### Assignment
Could you return every line of the records below that contains the word "marketing"?

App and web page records
● ● ●

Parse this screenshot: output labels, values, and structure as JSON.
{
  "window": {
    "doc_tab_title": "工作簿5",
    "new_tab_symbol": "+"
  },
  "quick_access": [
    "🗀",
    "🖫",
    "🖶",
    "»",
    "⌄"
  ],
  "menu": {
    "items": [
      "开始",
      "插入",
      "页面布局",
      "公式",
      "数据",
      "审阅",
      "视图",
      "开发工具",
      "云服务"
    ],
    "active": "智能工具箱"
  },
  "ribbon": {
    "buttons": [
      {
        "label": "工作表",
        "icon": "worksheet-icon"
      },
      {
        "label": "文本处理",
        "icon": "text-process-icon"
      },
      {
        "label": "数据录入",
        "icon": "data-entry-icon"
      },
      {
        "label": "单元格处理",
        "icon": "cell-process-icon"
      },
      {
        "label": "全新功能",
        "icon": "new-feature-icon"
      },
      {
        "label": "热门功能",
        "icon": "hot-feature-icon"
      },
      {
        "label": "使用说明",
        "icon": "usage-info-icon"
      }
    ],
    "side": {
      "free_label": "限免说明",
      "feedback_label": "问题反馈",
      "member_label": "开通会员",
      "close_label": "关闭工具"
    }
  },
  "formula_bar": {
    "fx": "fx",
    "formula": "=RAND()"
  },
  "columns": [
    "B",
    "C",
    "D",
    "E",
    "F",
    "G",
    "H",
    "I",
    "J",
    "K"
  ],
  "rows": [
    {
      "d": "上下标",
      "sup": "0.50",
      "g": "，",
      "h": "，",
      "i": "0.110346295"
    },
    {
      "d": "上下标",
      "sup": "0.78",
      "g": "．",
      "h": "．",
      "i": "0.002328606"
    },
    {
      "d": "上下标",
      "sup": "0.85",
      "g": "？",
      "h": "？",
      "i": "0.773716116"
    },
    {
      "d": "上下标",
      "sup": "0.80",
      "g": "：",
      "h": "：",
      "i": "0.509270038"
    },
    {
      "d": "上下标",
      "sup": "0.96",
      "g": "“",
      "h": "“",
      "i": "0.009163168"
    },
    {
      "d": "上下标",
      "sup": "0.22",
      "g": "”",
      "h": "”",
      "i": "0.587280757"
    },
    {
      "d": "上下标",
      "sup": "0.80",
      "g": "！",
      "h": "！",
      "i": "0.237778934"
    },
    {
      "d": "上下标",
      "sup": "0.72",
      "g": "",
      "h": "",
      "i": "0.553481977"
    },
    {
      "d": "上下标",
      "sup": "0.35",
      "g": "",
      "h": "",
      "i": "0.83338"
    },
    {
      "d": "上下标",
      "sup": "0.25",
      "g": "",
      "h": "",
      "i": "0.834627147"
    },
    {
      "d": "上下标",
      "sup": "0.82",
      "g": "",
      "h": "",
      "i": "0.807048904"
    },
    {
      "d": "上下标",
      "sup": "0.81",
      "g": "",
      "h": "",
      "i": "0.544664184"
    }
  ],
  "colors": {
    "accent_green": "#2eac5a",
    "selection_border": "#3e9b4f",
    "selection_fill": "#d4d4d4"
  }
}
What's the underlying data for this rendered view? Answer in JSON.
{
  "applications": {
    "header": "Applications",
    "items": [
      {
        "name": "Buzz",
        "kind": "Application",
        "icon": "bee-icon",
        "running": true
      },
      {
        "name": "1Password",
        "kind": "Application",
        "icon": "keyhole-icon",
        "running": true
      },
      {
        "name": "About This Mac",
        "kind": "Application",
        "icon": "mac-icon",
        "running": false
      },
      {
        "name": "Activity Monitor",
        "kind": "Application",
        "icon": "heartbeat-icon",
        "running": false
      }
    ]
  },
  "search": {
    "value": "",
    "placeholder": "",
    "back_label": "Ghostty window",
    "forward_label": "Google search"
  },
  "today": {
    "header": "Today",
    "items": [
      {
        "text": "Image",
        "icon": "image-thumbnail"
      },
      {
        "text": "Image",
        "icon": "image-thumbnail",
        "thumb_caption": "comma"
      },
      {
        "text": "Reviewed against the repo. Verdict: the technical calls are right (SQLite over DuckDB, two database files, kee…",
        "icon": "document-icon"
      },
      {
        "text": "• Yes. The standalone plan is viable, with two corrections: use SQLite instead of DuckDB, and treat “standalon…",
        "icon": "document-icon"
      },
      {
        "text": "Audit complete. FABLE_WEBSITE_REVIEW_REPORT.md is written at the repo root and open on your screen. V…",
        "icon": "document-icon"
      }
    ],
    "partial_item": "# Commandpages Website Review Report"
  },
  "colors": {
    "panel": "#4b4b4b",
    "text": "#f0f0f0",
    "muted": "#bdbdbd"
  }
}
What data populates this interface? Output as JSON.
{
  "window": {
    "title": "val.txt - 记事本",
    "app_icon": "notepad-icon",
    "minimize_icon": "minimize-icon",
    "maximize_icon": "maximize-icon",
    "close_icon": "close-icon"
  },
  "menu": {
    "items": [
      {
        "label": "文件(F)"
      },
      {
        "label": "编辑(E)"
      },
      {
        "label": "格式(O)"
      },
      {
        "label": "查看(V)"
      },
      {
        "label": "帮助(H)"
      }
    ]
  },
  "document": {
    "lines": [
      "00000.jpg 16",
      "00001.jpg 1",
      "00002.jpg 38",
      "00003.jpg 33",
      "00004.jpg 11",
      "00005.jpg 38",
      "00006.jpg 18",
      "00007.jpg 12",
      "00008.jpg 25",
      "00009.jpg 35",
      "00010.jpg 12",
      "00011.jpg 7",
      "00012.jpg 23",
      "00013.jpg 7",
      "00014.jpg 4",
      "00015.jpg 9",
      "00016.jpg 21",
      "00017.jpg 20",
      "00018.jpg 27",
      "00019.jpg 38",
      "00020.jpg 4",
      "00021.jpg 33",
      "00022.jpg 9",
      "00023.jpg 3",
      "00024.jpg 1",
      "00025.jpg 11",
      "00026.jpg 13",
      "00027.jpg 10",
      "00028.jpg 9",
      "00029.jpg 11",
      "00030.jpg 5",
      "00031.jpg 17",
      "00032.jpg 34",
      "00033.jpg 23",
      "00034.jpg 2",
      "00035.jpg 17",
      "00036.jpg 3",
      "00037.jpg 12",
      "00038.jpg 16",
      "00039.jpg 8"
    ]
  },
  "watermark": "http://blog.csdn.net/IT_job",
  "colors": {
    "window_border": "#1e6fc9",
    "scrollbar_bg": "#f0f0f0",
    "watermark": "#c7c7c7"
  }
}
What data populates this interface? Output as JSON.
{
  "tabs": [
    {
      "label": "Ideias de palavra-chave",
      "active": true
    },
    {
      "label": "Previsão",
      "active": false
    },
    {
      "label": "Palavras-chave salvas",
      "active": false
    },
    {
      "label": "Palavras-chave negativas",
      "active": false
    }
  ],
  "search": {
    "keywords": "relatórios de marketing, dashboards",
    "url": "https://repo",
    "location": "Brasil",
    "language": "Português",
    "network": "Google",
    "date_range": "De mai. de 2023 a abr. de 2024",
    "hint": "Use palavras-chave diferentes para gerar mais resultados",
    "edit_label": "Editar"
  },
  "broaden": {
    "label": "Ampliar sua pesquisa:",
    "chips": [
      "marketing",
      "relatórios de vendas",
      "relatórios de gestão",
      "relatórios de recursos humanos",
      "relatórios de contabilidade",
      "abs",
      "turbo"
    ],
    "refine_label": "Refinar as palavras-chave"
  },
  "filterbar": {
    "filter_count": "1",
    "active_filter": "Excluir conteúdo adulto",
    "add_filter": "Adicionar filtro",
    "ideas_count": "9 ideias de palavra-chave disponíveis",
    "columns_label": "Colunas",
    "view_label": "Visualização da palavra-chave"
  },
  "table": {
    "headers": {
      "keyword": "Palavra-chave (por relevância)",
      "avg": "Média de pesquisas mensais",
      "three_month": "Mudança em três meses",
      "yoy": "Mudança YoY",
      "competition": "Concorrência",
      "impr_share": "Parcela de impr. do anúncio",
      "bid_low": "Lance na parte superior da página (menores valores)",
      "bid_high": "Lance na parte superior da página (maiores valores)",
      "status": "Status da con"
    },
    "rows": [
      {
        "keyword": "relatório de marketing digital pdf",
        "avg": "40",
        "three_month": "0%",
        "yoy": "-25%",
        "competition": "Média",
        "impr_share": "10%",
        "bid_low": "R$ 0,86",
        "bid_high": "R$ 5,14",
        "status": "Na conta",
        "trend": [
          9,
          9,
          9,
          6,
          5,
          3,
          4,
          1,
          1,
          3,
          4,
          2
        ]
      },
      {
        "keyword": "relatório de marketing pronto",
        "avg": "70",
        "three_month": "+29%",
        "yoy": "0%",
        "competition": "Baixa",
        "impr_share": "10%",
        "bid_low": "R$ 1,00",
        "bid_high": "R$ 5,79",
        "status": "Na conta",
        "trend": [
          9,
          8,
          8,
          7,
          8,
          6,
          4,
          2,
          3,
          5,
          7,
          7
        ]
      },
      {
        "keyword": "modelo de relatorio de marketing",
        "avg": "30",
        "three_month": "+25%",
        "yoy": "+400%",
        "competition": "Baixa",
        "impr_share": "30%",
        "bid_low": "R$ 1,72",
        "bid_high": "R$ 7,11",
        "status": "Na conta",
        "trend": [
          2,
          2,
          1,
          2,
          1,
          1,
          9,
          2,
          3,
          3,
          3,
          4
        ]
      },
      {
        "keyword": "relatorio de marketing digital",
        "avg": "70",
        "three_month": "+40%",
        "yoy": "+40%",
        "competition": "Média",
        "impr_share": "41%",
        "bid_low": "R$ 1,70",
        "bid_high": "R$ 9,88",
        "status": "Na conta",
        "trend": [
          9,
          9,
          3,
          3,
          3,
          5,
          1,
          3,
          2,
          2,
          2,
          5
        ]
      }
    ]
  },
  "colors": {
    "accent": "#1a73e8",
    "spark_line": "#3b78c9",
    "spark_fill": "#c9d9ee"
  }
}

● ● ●

### Reply
    "keywords": "relatórios de marketing, dashboards",
      "marketing",
        "keyword": "relatório de marketing digital pdf",
        "keyword": "relatório de marketing pronto",
        "keyword": "modelo de relatorio de marketing",
        "keyword": "relatorio de marketing digital",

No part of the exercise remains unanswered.